Records supplied →
Segment Open
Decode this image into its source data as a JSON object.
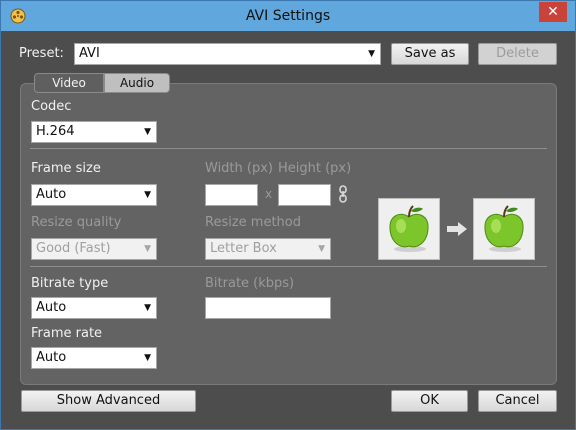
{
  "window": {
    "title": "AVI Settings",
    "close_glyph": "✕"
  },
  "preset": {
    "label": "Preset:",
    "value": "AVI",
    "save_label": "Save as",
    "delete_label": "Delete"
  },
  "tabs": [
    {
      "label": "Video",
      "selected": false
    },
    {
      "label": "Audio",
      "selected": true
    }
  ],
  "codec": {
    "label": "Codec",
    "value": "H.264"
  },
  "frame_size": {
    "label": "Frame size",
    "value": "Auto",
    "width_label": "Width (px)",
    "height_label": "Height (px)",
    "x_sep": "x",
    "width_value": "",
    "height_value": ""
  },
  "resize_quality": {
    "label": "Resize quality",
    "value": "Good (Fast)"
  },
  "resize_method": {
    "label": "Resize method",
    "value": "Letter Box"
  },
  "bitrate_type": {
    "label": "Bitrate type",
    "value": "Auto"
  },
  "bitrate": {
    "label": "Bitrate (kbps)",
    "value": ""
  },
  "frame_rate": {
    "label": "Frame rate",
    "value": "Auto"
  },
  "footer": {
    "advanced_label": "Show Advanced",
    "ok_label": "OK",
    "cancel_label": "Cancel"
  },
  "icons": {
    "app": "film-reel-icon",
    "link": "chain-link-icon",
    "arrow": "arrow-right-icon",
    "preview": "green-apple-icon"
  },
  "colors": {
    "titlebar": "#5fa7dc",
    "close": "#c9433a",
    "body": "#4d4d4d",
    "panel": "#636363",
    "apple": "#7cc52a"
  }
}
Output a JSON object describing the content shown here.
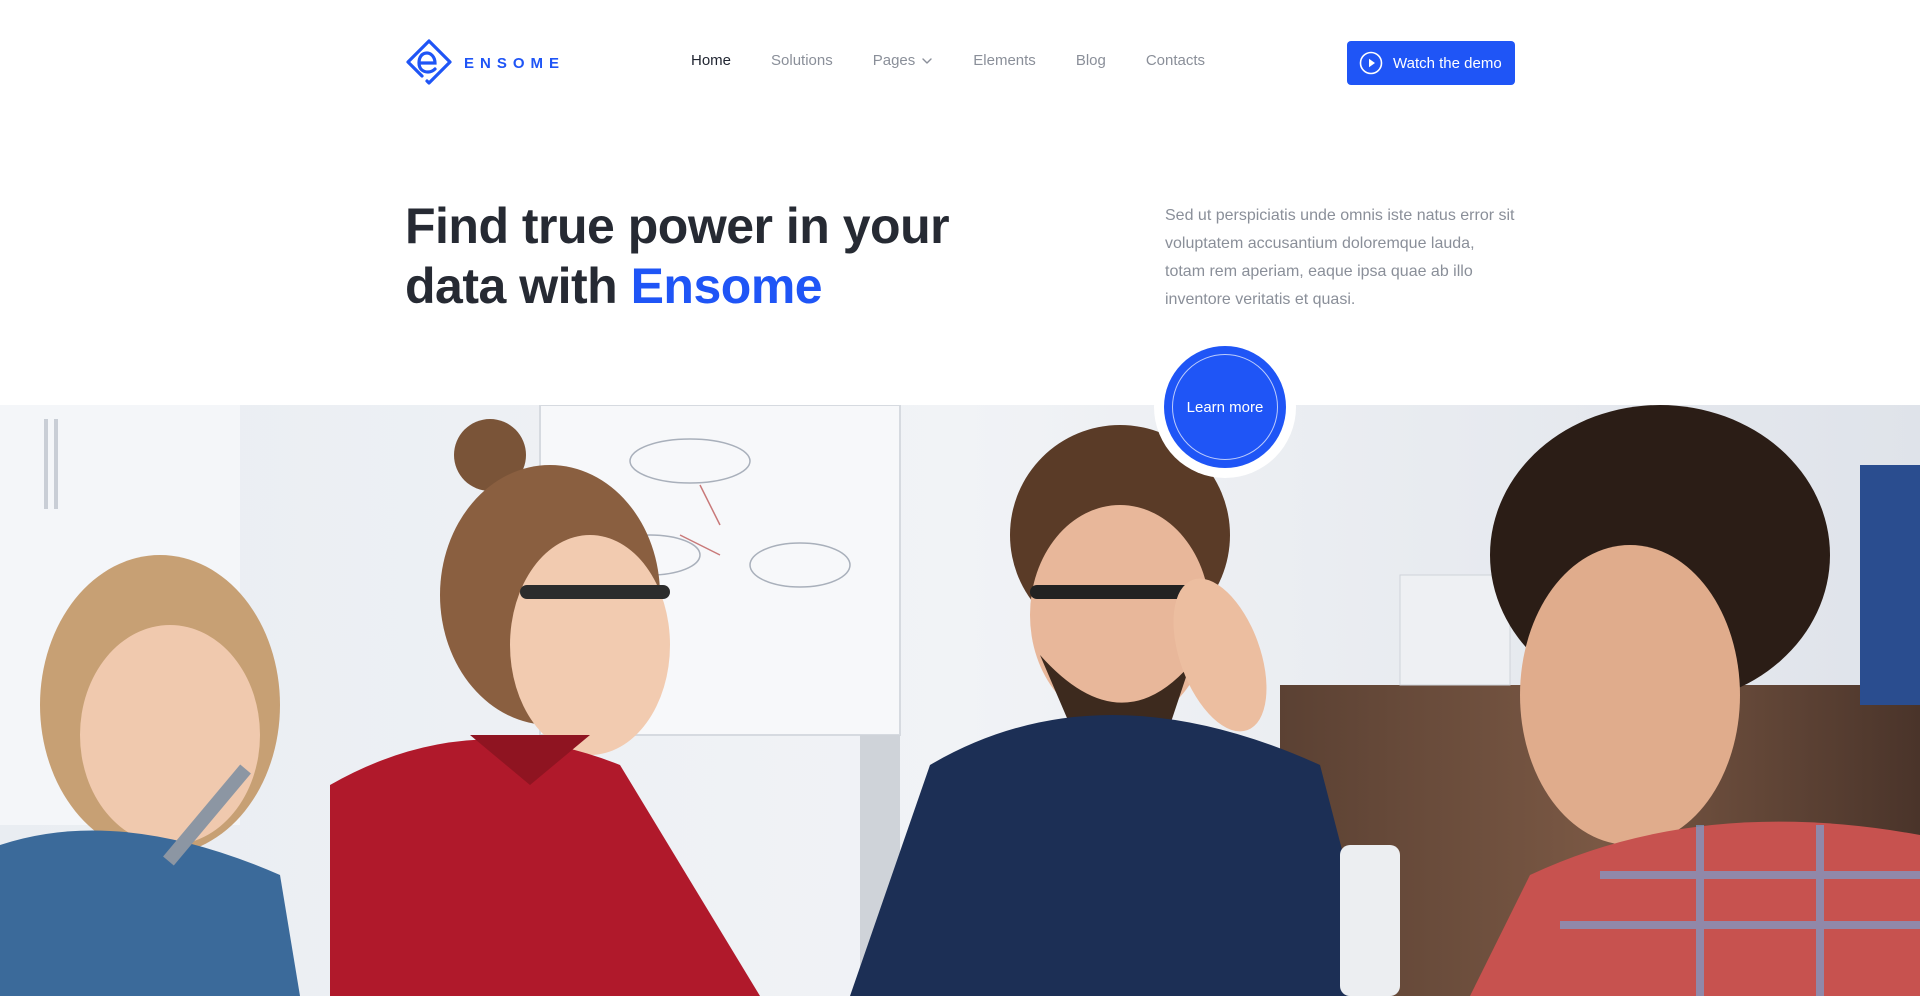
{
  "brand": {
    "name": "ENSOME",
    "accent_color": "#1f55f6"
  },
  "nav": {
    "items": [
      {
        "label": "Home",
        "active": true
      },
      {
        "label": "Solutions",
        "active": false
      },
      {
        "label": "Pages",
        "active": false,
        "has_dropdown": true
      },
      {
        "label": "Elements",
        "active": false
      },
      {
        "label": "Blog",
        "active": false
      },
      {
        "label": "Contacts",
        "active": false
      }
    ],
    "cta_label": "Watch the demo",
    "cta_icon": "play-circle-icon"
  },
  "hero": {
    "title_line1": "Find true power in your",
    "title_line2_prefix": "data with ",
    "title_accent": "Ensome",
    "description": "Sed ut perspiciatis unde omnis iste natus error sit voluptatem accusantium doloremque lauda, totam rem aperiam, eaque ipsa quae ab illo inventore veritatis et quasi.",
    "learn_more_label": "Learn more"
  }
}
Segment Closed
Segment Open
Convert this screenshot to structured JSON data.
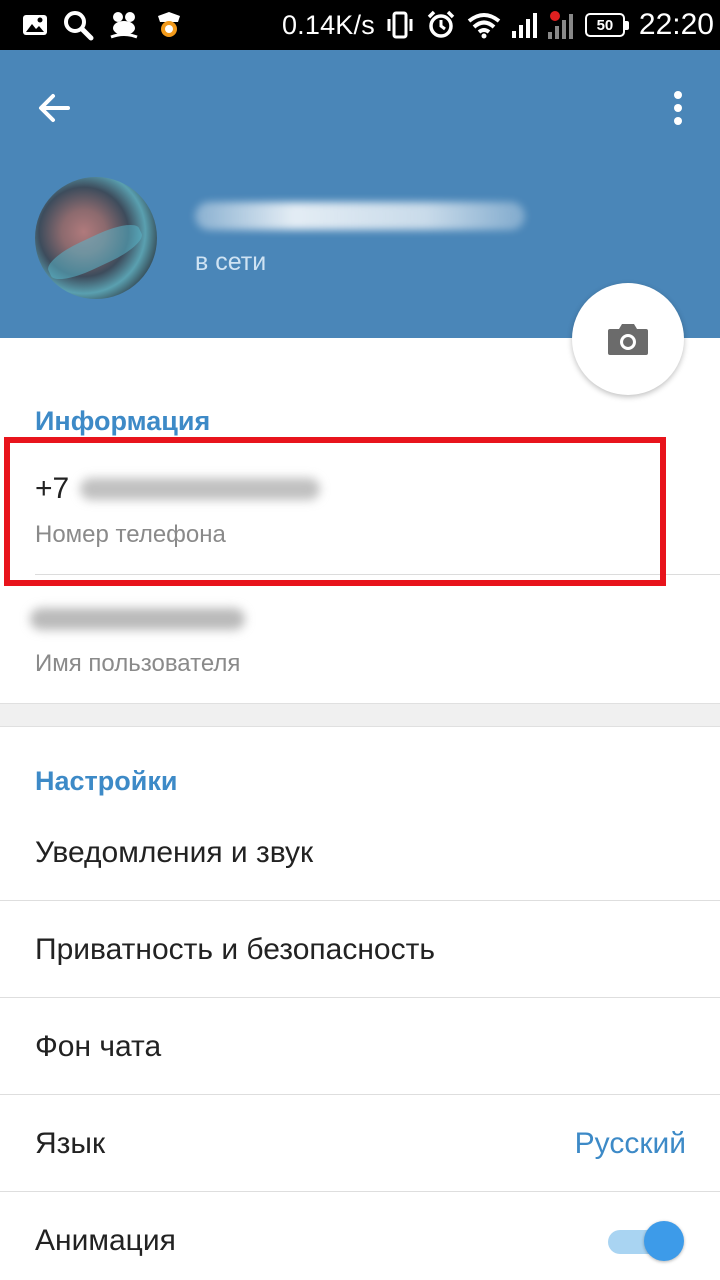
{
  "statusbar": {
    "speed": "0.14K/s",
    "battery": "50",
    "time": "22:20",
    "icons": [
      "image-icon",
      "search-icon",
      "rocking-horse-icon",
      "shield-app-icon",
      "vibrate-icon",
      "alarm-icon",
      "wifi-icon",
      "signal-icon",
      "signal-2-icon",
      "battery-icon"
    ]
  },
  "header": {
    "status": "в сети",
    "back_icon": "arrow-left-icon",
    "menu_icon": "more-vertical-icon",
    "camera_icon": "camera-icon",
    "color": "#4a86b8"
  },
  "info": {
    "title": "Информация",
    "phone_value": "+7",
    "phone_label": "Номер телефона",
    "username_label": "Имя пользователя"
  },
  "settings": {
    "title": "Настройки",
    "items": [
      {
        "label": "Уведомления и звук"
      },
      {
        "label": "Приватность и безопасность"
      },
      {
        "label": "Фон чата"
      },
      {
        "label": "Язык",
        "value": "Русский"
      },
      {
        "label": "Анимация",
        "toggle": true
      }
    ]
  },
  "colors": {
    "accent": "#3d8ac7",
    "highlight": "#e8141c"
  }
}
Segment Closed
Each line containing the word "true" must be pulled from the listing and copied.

      "selected": true
        "active": true
        "has_dropdown": true
    "title_line1": "Find true power in your",
        "toggle": true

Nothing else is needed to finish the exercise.